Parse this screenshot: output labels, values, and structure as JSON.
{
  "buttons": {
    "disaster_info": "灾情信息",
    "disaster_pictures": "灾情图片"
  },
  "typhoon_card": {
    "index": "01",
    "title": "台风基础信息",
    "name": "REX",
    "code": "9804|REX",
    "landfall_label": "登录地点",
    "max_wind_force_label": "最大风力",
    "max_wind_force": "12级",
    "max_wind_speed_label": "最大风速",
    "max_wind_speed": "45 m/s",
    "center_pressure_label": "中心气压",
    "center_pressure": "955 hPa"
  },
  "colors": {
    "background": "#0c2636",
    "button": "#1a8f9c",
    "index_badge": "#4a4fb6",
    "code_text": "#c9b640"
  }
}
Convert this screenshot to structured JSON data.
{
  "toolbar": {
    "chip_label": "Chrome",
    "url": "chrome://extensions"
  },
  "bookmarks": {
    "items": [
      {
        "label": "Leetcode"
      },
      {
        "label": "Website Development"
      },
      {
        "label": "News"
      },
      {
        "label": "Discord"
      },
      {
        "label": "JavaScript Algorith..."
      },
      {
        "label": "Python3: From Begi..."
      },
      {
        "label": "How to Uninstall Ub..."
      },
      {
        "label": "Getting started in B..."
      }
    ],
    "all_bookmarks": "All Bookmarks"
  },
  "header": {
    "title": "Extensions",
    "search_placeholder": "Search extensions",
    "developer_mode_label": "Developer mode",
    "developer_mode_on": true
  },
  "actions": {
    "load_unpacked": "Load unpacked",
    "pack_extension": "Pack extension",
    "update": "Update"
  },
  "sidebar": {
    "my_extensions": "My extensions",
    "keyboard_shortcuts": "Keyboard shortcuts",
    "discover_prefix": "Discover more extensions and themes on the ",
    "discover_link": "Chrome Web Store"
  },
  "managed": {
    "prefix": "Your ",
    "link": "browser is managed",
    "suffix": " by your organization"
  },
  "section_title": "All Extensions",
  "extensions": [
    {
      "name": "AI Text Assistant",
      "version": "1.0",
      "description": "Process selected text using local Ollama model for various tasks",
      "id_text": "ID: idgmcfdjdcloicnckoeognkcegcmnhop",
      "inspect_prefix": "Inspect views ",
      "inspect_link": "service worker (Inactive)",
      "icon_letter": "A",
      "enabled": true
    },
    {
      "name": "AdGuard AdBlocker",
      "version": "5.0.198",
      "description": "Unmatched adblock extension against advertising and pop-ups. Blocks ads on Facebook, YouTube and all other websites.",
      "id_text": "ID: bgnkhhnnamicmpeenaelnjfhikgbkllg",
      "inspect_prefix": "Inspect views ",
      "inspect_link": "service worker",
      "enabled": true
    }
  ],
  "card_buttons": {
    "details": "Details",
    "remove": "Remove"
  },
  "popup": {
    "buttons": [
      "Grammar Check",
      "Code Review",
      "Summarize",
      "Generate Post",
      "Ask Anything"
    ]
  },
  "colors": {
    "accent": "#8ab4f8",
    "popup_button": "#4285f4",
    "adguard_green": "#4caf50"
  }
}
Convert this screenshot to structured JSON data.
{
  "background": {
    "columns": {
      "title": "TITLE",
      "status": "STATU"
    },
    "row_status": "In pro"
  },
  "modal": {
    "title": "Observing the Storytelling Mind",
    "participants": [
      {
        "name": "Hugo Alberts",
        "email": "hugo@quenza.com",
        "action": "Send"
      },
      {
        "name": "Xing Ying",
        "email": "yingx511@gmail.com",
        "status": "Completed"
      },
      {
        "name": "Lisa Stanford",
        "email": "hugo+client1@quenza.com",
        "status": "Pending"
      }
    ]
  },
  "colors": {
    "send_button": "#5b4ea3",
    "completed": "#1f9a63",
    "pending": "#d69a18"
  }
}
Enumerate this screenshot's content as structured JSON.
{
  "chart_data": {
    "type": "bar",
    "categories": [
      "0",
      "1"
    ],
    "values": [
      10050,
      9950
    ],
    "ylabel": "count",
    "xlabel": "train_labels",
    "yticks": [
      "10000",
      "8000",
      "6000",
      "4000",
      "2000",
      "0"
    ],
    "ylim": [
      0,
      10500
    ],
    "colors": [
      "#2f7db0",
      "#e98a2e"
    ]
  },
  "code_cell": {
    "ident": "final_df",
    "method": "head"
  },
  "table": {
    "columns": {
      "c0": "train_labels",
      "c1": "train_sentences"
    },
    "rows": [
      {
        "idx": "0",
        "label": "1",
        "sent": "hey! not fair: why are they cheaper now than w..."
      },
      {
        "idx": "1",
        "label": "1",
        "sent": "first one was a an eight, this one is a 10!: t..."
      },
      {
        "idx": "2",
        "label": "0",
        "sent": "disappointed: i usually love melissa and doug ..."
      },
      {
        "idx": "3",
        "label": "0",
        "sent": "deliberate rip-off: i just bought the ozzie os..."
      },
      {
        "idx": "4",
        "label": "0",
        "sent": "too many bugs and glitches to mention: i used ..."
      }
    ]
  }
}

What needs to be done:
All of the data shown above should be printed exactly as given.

Exercise response:
Parse this screenshot: output labels, values, and structure as JSON.
{
  "buttons": {
    "disaster_info": "灾情信息",
    "disaster_pictures": "灾情图片"
  },
  "typhoon_card": {
    "index": "01",
    "title": "台风基础信息",
    "name": "REX",
    "code": "9804|REX",
    "landfall_label": "登录地点",
    "max_wind_force_label": "最大风力",
    "max_wind_force": "12级",
    "max_wind_speed_label": "最大风速",
    "max_wind_speed": "45 m/s",
    "center_pressure_label": "中心气压",
    "center_pressure": "955 hPa"
  },
  "colors": {
    "background": "#0c2636",
    "button": "#1a8f9c",
    "index_badge": "#4a4fb6",
    "code_text": "#c9b640"
  }
}
Convert this screenshot to structured JSON data.
{
  "toolbar": {
    "chip_label": "Chrome",
    "url": "chrome://extensions"
  },
  "bookmarks": {
    "items": [
      {
        "label": "Leetcode"
      },
      {
        "label": "Website Development"
      },
      {
        "label": "News"
      },
      {
        "label": "Discord"
      },
      {
        "label": "JavaScript Algorith..."
      },
      {
        "label": "Python3: From Begi..."
      },
      {
        "label": "How to Uninstall Ub..."
      },
      {
        "label": "Getting started in B..."
      }
    ],
    "all_bookmarks": "All Bookmarks"
  },
  "header": {
    "title": "Extensions",
    "search_placeholder": "Search extensions",
    "developer_mode_label": "Developer mode",
    "developer_mode_on": true
  },
  "actions": {
    "load_unpacked": "Load unpacked",
    "pack_extension": "Pack extension",
    "update": "Update"
  },
  "sidebar": {
    "my_extensions": "My extensions",
    "keyboard_shortcuts": "Keyboard shortcuts",
    "discover_prefix": "Discover more extensions and themes on the ",
    "discover_link": "Chrome Web Store"
  },
  "managed": {
    "prefix": "Your ",
    "link": "browser is managed",
    "suffix": " by your organization"
  },
  "section_title": "All Extensions",
  "extensions": [
    {
      "name": "AI Text Assistant",
      "version": "1.0",
      "description": "Process selected text using local Ollama model for various tasks",
      "id_text": "ID: idgmcfdjdcloicnckoeognkcegcmnhop",
      "inspect_prefix": "Inspect views ",
      "inspect_link": "service worker (Inactive)",
      "icon_letter": "A",
      "enabled": true
    },
    {
      "name": "AdGuard AdBlocker",
      "version": "5.0.198",
      "description": "Unmatched adblock extension against advertising and pop-ups. Blocks ads on Facebook, YouTube and all other websites.",
      "id_text": "ID: bgnkhhnnamicmpeenaelnjfhikgbkllg",
      "inspect_prefix": "Inspect views ",
      "inspect_link": "service worker",
      "enabled": true
    }
  ],
  "card_buttons": {
    "details": "Details",
    "remove": "Remove"
  },
  "popup": {
    "buttons": [
      "Grammar Check",
      "Code Review",
      "Summarize",
      "Generate Post",
      "Ask Anything"
    ]
  },
  "colors": {
    "accent": "#8ab4f8",
    "popup_button": "#4285f4",
    "adguard_green": "#4caf50"
  }
}
Convert this screenshot to structured JSON data.
{
  "background": {
    "columns": {
      "title": "TITLE",
      "status": "STATU"
    },
    "row_status": "In pro"
  },
  "modal": {
    "title": "Observing the Storytelling Mind",
    "participants": [
      {
        "name": "Hugo Alberts",
        "email": "hugo@quenza.com",
        "action": "Send"
      },
      {
        "name": "Xing Ying",
        "email": "yingx511@gmail.com",
        "status": "Completed"
      },
      {
        "name": "Lisa Stanford",
        "email": "hugo+client1@quenza.com",
        "status": "Pending"
      }
    ]
  },
  "colors": {
    "send_button": "#5b4ea3",
    "completed": "#1f9a63",
    "pending": "#d69a18"
  }
}
Enumerate this screenshot's content as structured JSON.
{
  "chart_data": {
    "type": "bar",
    "categories": [
      "0",
      "1"
    ],
    "values": [
      10050,
      9950
    ],
    "ylabel": "count",
    "xlabel": "train_labels",
    "yticks": [
      "10000",
      "8000",
      "6000",
      "4000",
      "2000",
      "0"
    ],
    "ylim": [
      0,
      10500
    ],
    "colors": [
      "#2f7db0",
      "#e98a2e"
    ]
  },
  "code_cell": {
    "ident": "final_df",
    "method": "head"
  },
  "table": {
    "columns": {
      "c0": "train_labels",
      "c1": "train_sentences"
    },
    "rows": [
      {
        "idx": "0",
        "label": "1",
        "sent": "hey! not fair: why are they cheaper now than w..."
      },
      {
        "idx": "1",
        "label": "1",
        "sent": "first one was a an eight, this one is a 10!: t..."
      },
      {
        "idx": "2",
        "label": "0",
        "sent": "disappointed: i usually love melissa and doug ..."
      },
      {
        "idx": "3",
        "label": "0",
        "sent": "deliberate rip-off: i just bought the ozzie os..."
      },
      {
        "idx": "4",
        "label": "0",
        "sent": "too many bugs and glitches to mention: i used ..."
      }
    ]
  }
}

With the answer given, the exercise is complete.